Still Life (sort of) with Cat

Kitty bottoms must be kept warm and can’t be allowed to rest on cold marble of window sills. Hence the white towel-covered pillow on the window sill in the dining area. 🙂 (When Jago first became ill in May 2007, I started to keep the cat pillows covered with old white towels and old white pillow cases as these can be boiled if necessary.)

And so here is a picture of my dining table with the mid-day sun falling in through the windows. The yellow of the walls is a bit darker and warmer in reality, and sunlight makes it positively glow.


One of the books I bought during the 60% rebates on everything offer at Fictionwise, is this anthology:

I bought it because of the Lisa Kleypas story, of course. (Yup, still glomming Kleypas.) Nevertheless, I started with Loretta Chase’s “The Mad Earl’s Bride” and LOVED it! The ending is, perhaps, a bit abrupt, but who cares?
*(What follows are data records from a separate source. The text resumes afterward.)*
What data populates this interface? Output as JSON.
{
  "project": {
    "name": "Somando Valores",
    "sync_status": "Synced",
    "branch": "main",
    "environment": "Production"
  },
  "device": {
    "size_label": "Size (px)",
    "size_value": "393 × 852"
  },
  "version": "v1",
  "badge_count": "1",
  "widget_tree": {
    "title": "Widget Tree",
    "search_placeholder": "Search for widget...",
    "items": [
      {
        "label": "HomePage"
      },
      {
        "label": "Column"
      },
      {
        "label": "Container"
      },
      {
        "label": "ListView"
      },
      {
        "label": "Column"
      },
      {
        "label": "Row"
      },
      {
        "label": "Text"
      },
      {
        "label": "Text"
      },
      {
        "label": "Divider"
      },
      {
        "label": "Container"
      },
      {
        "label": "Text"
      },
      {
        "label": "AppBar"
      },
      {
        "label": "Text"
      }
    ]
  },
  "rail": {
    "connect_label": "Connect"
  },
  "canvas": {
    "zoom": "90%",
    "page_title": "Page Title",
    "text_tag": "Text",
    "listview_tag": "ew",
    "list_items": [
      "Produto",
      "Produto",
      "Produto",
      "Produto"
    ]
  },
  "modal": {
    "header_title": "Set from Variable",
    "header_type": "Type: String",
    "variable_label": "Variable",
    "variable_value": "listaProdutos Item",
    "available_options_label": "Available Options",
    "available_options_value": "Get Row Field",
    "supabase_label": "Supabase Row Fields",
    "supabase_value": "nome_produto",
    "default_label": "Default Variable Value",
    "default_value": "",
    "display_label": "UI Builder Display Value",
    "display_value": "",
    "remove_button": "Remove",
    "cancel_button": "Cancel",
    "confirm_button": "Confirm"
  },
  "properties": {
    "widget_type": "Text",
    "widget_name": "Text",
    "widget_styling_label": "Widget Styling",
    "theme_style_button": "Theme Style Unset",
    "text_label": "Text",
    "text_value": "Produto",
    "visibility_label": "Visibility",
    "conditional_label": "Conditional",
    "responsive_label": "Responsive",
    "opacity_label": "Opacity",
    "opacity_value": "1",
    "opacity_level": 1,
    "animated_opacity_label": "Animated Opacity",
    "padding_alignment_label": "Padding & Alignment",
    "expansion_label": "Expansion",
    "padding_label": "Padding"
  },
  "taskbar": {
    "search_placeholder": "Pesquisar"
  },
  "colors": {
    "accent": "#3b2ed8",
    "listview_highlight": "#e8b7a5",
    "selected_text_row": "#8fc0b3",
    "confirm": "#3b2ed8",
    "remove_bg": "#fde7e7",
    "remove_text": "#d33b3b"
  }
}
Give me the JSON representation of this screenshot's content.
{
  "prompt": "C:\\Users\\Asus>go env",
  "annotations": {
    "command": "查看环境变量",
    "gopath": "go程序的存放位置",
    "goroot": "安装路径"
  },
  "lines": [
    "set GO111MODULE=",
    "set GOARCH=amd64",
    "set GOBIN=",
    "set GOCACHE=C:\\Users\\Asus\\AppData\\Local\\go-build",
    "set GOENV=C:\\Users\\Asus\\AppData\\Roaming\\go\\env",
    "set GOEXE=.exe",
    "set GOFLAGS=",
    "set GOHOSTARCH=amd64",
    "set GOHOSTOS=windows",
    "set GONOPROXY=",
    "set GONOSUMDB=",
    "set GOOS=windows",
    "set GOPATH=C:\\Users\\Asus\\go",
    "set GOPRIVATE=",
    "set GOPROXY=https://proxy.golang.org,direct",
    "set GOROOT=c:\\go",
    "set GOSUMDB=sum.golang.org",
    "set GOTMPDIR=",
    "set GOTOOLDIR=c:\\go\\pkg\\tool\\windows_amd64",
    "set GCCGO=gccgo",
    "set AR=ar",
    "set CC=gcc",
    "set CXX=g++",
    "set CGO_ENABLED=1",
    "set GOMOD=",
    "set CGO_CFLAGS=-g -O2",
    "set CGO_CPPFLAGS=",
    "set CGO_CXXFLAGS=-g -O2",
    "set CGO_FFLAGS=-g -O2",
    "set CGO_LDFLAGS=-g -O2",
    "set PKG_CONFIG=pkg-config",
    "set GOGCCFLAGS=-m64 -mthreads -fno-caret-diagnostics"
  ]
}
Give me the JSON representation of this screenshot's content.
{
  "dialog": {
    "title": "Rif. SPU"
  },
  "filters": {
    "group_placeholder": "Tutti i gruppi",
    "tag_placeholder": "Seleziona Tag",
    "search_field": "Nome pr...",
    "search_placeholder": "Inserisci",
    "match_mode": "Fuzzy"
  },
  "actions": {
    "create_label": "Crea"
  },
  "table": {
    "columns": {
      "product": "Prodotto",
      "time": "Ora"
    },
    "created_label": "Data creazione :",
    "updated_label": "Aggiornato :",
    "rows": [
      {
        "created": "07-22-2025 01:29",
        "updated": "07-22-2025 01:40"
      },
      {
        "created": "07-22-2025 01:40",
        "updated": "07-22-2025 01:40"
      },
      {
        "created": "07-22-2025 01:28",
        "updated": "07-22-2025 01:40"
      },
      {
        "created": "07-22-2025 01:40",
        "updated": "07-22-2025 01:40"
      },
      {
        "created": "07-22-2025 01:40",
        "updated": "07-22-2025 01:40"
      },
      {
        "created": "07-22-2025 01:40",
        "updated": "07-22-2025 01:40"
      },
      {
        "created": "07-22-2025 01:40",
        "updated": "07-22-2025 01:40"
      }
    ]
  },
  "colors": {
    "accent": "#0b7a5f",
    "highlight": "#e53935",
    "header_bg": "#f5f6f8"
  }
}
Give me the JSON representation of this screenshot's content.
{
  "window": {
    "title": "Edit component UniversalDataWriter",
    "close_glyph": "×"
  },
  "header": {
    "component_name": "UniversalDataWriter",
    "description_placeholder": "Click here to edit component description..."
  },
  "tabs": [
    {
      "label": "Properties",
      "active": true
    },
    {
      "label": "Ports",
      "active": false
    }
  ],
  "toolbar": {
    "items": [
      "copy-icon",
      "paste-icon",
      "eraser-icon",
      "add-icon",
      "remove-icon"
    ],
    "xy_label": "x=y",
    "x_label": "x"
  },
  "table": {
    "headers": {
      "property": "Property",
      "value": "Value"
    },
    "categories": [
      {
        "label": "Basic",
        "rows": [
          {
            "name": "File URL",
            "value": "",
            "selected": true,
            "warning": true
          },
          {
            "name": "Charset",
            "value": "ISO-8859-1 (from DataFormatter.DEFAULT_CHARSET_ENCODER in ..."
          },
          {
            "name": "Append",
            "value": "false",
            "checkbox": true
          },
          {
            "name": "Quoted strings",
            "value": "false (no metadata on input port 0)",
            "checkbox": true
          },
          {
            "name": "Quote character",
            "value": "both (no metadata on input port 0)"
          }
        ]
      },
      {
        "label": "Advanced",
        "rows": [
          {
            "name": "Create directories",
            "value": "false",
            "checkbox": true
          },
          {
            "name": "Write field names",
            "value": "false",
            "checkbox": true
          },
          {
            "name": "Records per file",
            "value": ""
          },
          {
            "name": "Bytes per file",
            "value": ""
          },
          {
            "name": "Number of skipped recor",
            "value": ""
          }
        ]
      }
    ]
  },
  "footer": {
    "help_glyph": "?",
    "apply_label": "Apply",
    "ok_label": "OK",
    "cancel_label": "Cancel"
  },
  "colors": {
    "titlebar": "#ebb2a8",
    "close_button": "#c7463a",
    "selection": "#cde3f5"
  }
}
It’s a lovely story, with a no-nonsense heroine and a tormented hero (who’s actually got a good reason for being tormented!). And adorable Bertie Trent! 🙂

Favourite passages include:

“It’s only Gwen,” Bertie was saying, misconstruing the issues, as usual. “She ain’t half bad, for a girl. Not like Jess—but I shouldn’t wish m’sister on anybody, especially you, even though you’d be m’brother then, because I can’t think of anything worse than a fellow having to listen to her the livelong day. Not but what Dain can manage her—but he’s bigger than you, and even so, I daresay he’s got his hands full. Still, they’re already shackled, so you’re safe from her, and Gwen ain’t like her at all. When Abonville told us you was wanting to get married, and he was thinking Gwen would suit, I said—”

“Bertie, I wasn’t wanting to get married,” Dorian broke in. “It is a ridiculous mistake.”

And:

Dorian laughed. “Dain was still at Eton when Bertie first came,” he explained. “About once a fortnight, Bertie would fall down the stairs or trip over something or otherwise contrive to stumble into His Lordship’s path. Fortunately, I was on the spot the first time and hustled Bertie away before Dain could dispose of him by more violent means. After that, whenever your cousin strayed into the Satanic presence, His Lordship would summon me. ‘Camoys,’ he would say, as cool as you please. ‘It’s back. Make it go away.’ And so I would make Bertie disappear.”

“I can see Dain doing it. And you, too.” She patted his arm. “It is your protective streak.”

“It was my instinct for self-preservation,” Dorian indignantly informed her. “I was scarcely twelve, and Dain, even at sixteen, was as big as a house. He had but to set one huge hand on my head to squash me like a bug.” He grinned. “Still, I admired him tremendously. I should have given anything to get away with what he did.”

Further favourite passages are unquotable because they contain spoilers (and kisses! and other stuff *g*) .